BEGIN Records to use
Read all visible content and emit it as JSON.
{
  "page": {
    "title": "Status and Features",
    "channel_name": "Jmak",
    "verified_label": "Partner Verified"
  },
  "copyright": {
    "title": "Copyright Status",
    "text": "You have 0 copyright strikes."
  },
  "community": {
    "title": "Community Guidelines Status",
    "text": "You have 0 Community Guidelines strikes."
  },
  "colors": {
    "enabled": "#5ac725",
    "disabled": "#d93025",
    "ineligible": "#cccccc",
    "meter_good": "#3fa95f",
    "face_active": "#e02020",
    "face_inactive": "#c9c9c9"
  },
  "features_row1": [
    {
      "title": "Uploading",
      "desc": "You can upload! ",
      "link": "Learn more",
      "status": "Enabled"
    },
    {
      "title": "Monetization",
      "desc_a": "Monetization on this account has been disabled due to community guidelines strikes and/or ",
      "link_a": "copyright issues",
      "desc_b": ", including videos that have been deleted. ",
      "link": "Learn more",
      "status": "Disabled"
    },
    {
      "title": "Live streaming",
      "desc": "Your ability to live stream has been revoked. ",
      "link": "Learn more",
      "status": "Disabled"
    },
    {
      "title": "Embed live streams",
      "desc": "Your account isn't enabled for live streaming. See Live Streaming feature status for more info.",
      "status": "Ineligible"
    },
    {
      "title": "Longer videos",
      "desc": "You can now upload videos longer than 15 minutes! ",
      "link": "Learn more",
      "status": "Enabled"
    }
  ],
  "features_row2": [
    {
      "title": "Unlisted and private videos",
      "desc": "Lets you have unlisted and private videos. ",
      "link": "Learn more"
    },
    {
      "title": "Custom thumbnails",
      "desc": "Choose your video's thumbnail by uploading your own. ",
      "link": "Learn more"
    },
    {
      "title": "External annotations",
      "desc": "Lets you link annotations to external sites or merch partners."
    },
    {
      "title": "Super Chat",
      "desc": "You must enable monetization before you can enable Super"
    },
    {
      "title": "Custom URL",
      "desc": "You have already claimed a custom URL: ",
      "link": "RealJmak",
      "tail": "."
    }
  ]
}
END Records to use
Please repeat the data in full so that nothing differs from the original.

*Completed exercise:*
Read all visible content and emit it as JSON.
{
  "page": {
    "title": "Status and Features",
    "channel_name": "Jmak",
    "verified_label": "Partner Verified"
  },
  "copyright": {
    "title": "Copyright Status",
    "text": "You have 0 copyright strikes."
  },
  "community": {
    "title": "Community Guidelines Status",
    "text": "You have 0 Community Guidelines strikes."
  },
  "colors": {
    "enabled": "#5ac725",
    "disabled": "#d93025",
    "ineligible": "#cccccc",
    "meter_good": "#3fa95f",
    "face_active": "#e02020",
    "face_inactive": "#c9c9c9"
  },
  "features_row1": [
    {
      "title": "Uploading",
      "desc": "You can upload! ",
      "link": "Learn more",
      "status": "Enabled"
    },
    {
      "title": "Monetization",
      "desc_a": "Monetization on this account has been disabled due to community guidelines strikes and/or ",
      "link_a": "copyright issues",
      "desc_b": ", including videos that have been deleted. ",
      "link": "Learn more",
      "status": "Disabled"
    },
    {
      "title": "Live streaming",
      "desc": "Your ability to live stream has been revoked. ",
      "link": "Learn more",
      "status": "Disabled"
    },
    {
      "title": "Embed live streams",
      "desc": "Your account isn't enabled for live streaming. See Live Streaming feature status for more info.",
      "status": "Ineligible"
    },
    {
      "title": "Longer videos",
      "desc": "You can now upload videos longer than 15 minutes! ",
      "link": "Learn more",
      "status": "Enabled"
    }
  ],
  "features_row2": [
    {
      "title": "Unlisted and private videos",
      "desc": "Lets you have unlisted and private videos. ",
      "link": "Learn more"
    },
    {
      "title": "Custom thumbnails",
      "desc": "Choose your video's thumbnail by uploading your own. ",
      "link": "Learn more"
    },
    {
      "title": "External annotations",
      "desc": "Lets you link annotations to external sites or merch partners."
    },
    {
      "title": "Super Chat",
      "desc": "You must enable monetization before you can enable Super"
    },
    {
      "title": "Custom URL",
      "desc": "You have already claimed a custom URL: ",
      "link": "RealJmak",
      "tail": "."
    }
  ]
}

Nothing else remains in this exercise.